Used Overdrive as example – said we should always continue the conversation about when patrons have a bad experience with a product we use – keep the dialogue open, communicate with vendor and patrons

Freak Out, Geek Out, or Seek Out – recent presentations

I recently gave my Freak Out, Geek Out, or Seek Out presentation at Lawrence Public Library in Kansas, and at three fun events in Wisconsin. A couple of them were longer, 3-hour talks, and the other two were shorter – this Slideshare slidedeck is for the 3-hour version of the presentation.

All 4 were fun talks with lots of great discussion afterwards. Lawrence and Wisconsin – thanks!

It’s the Experience that Matters – Notes from a ULC Webinar

I attended an Urban Libraries Council webinar on the customer experience today – it was good! Here are some of my notes from the session.

Speaker – Melanie Huggins, Richland County Public Library

Stuff I found interesting…

Definitions:
User Experience (UX) – interaction between technology and humans
Customer Experience (CxP) – all aspects of a customer’s interaction with an organization, its product and services

Think about the whole interaction – the before, during, and after – that’s the customer experience.

6 laws of customer experience:

1. Every interaction creates a personal reaction
– An experience designed for everyone satisfies no one. You need to optimize for a specific set of customers (ie., use personas)

2. People are instinctively self-centered
– don’t sell things – help customers buy them
– don’t show your corporate underpants

3. Customer familiarity breeds alignment
– think of your company as a large production crew making the stars (front-line employees) shine on stage (during customer interactions) – nice thought!

4. Unengaged employees don’t create engaged customers

5. Employees do what is measured, incented, and celebrated
– me – ok. “encented” is a silly word.
– don’t just expect staff to do the right things. Instead, clearly define good behaviors.
– watch for mixed messages
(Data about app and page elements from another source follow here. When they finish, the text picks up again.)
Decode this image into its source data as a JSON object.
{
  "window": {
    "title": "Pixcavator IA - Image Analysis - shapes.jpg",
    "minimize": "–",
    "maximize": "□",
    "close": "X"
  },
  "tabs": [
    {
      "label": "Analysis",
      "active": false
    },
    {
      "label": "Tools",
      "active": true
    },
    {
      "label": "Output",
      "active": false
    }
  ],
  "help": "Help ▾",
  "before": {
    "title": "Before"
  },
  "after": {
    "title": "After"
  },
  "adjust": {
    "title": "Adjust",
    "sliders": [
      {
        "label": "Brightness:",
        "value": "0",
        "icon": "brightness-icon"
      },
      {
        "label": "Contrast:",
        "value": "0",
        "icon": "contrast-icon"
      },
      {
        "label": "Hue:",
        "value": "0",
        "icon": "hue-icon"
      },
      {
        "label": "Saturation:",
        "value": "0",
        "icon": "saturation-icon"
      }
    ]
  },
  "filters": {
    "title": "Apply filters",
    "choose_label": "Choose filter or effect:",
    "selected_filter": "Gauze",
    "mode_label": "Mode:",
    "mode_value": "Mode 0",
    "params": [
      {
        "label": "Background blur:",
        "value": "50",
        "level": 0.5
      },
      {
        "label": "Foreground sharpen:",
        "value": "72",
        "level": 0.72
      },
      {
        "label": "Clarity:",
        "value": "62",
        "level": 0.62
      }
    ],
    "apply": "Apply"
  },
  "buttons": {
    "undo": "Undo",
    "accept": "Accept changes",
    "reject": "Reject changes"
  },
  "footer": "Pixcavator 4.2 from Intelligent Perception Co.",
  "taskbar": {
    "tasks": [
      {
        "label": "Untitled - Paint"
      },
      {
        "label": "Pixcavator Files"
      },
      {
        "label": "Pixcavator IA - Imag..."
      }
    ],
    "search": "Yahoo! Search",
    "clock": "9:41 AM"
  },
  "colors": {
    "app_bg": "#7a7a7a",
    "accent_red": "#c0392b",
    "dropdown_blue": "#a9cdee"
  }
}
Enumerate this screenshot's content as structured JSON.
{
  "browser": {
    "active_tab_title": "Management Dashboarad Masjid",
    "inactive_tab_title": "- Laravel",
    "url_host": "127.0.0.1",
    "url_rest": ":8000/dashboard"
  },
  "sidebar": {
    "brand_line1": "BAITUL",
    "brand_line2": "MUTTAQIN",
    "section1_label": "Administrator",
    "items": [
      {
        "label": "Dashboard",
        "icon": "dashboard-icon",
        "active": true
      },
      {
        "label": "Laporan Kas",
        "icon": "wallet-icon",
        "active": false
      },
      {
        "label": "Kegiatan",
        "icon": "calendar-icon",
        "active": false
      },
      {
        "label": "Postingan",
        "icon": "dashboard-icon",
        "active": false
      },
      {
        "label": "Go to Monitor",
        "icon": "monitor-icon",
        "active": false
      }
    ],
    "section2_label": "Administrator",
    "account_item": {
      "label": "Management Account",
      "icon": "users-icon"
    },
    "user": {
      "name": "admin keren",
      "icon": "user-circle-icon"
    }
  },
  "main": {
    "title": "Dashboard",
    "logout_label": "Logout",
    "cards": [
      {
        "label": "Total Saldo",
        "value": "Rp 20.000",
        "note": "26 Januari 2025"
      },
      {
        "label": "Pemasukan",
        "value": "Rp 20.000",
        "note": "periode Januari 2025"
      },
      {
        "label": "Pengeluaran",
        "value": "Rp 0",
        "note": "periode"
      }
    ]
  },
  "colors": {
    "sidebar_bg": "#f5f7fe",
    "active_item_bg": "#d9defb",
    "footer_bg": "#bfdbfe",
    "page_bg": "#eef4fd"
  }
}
6. You can’t fake it!
– it has to be top priority to be successful
– advertise to reinforce, not create, positioning (ie., job ads)

Definition of brand: a customer’s gut feeling about a product, service, or organization.

Good stuff!